Thursday, May 04, 2006

Cheney rebukes Russia

Cheney rebukes Russia
"Cheney also took specific aim at Moscow's use of its vast energy supplies for what Washington says is sometimes the bullying of neighbors.

'No legitimate interest is served when oil and gas become tools of intimidation or blackmail, either by supply manipulation or attempts to monopolize transportation,' he said.

Russia, which is trying to harness its position as an energy giant, drew international criticism earlier this year when it briefly turned off its gas taps to Ukraine in a pricing dispute that disrupted supply to Europe.

Moscow has also warned Europe the Russian state gas monopoly Gazprom -- the world's top gas producer -- could divert its supplies to Asia if it is barred from the European retail gas market."
To which Putin was overheard to reply, "Oh yeah?
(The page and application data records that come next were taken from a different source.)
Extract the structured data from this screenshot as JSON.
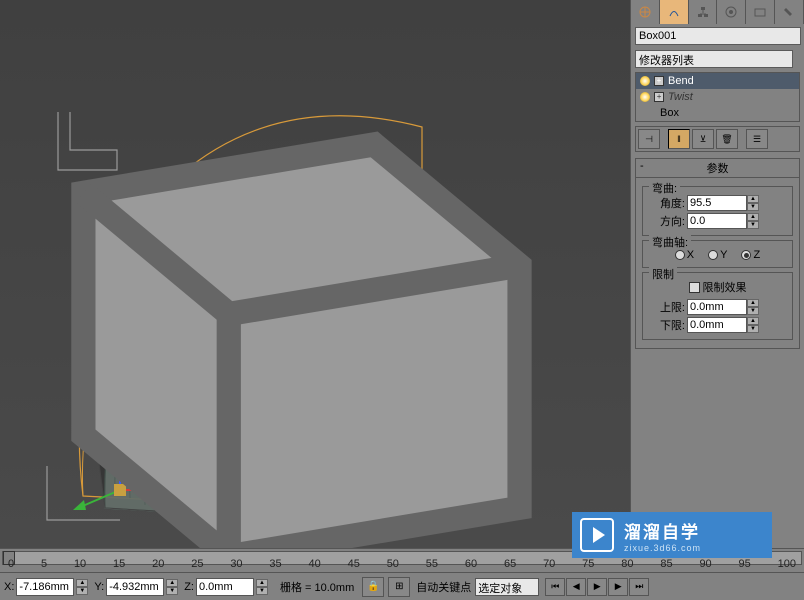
{
  "object_name": "Box001",
  "modifier_list_label": "修改器列表",
  "stack": {
    "bend": "Bend",
    "twist": "Twist",
    "box": "Box"
  },
  "rollup": {
    "title": "参数",
    "bend_group": "弯曲:",
    "angle_label": "角度:",
    "angle_value": "95.5",
    "direction_label": "方向:",
    "direction_value": "0.0",
    "axis_group": "弯曲轴:",
    "axis_x": "X",
    "axis_y": "Y",
    "axis_z": "Z",
    "limit_group": "限制",
    "limit_effect": "限制效果",
    "upper_label": "上限:",
    "upper_value": "0.0mm",
    "lower_label": "下限:",
    "lower_value": "0.0mm"
  },
  "ticks": [
    "0",
    "5",
    "10",
    "15",
    "20",
    "25",
    "30",
    "35",
    "40",
    "45",
    "50",
    "55",
    "60",
    "65",
    "70",
    "75",
    "80",
    "85",
    "90",
    "95",
    "100"
  ],
  "status": {
    "x_label": "X:",
    "x_value": "-7.186mm",
    "y_label": "Y:",
    "y_value": "-4.932mm",
    "z_label": "Z:",
    "z_value": "0.0mm",
    "grid": "栅格 = 10.0mm",
    "auto_key": "自动关键点",
    "select_obj": "选定对象"
  },
  "watermark": {
    "main": "溜溜自学",
    "sub": "zixue.3d66.com"
  }
}
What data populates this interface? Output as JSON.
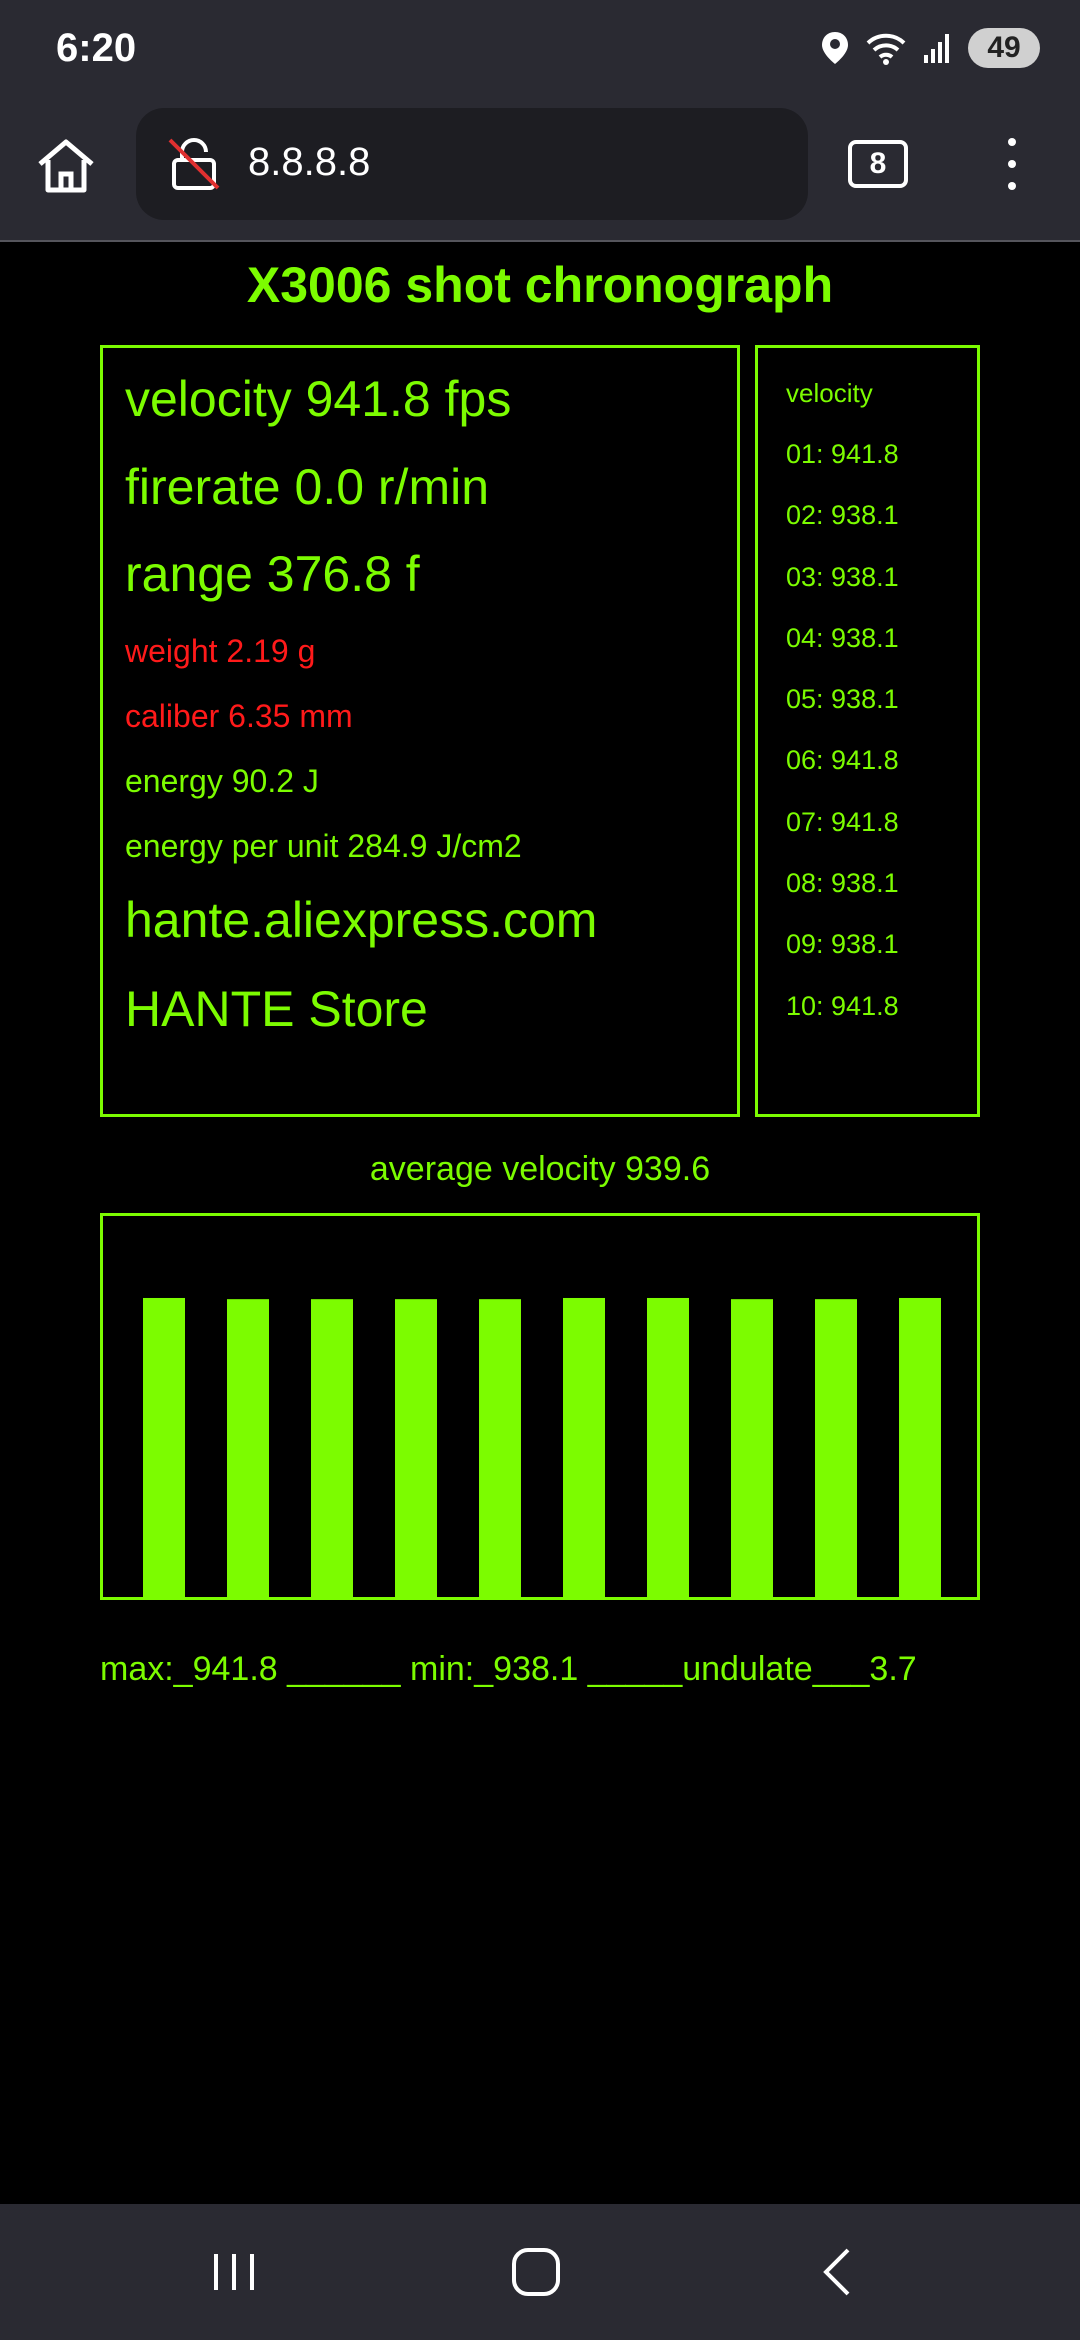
{
  "status": {
    "time": "6:20",
    "battery": "49"
  },
  "browser": {
    "url": "8.8.8.8",
    "tab_count": "8"
  },
  "page": {
    "title": "X3006 shot chronograph",
    "velocity": "velocity 941.8 fps",
    "firerate": "firerate 0.0 r/min",
    "range": "range 376.8 f",
    "weight": "weight 2.19 g",
    "caliber": "caliber 6.35 mm",
    "energy": "energy 90.2 J",
    "energy_per_unit": "energy per unit 284.9 J/cm2",
    "site": "hante.aliexpress.com",
    "store": "HANTE Store",
    "list_header": "velocity",
    "list": [
      "01: 941.8",
      "02: 938.1",
      "03: 938.1",
      "04: 938.1",
      "05: 938.1",
      "06: 941.8",
      "07: 941.8",
      "08: 938.1",
      "09: 938.1",
      "10: 941.8"
    ],
    "average": "average velocity 939.6",
    "stats": "max:_941.8 ______ min:_938.1 _____undulate___3.7"
  },
  "colors": {
    "accent": "#7CFC00",
    "warning": "#FF1A1A",
    "background": "#000000"
  },
  "chart_data": {
    "type": "bar",
    "categories": [
      "01",
      "02",
      "03",
      "04",
      "05",
      "06",
      "07",
      "08",
      "09",
      "10"
    ],
    "values": [
      941.8,
      938.1,
      938.1,
      938.1,
      938.1,
      941.8,
      941.8,
      938.1,
      938.1,
      941.8
    ],
    "ylim": [
      0,
      1200
    ],
    "grid": false,
    "color": "#7CFC00"
  }
}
What are you going to do about it, duck-boy?"
European Union foreign policy chief Javier Solana also addressed the conference and, like Cheney, referred to diplomatic tensions with Russia.

Russia suspects the U.S. policy of promoting global democracy is really an instrument to establish itself as the dominant power in the post-Soviet states.

In the past two years, peaceful revolutions in Ukraine and Georgia have brought pro-Western governments to power.

Solana made clear Europe hoped Belarus, a key Russian ally, would follow suit. "The European Union will continue to support the aspirations the people of Belarus," he said. "One day, I'm sure, they will see a democratic breakthrough in their country."

Cheney called Belarus the last dictatorship in Europe and urged the immediate release of opposition leader Aleksander Milinkevich as well as other opposition members.

"Peaceful demonstrators have been beaten, dissidents have vanished and a climate of fear prevails under a government that subverts free elections... there is no place in a Europe whole and free for a regime of this kind."

He also said Russia had restricted human rights.

"In many areas of civil society -- from religion and the news media, to advocacy groups and political parties -- the government has unfairly and improperly restricted the rights of the people," he said.
To which, VVP was heard to reply, "Iraq, Guantanamo, Abu Ghraib"

For better or worse, I don't see the US having the moral high-ground in such discussions (or accusations). That position was forfeit some years ago. In fact, I would say it is a direct result of the Bush administrations policies that has emboldened Russia's own foreign and energy policies, as well as weapons sales to certain Middle East nations.

Further, such public statements without engaging the Russian government directly will only inflame relations between the two nations.

So, way to go Dick! You've proven once again to be a most EXCELLENT diplomat!


andrei said...

At the same time Bush is patting Aliev the Azerbajanbashi on the shoulder for democratically annihilating any opposition. And Dick is on his way to pay next day to pay tribute to Nazarbayev - the Shining Sun of Kazakhstan, let him rule till the end of his days.
It's hard not to become cynical watching how much ethics depends on oil prices.

W. Shedd said...

I'm not sure I would make that leap in judgement, considering that Russia has more to offer in way of petroleum products than Kazakhstan or Azerbaijan. I think there are a combination of factors at work in Central Asia, beyond just petroleum politics.

Beyond that, I would encourage everyone to be cynical these days. ;-)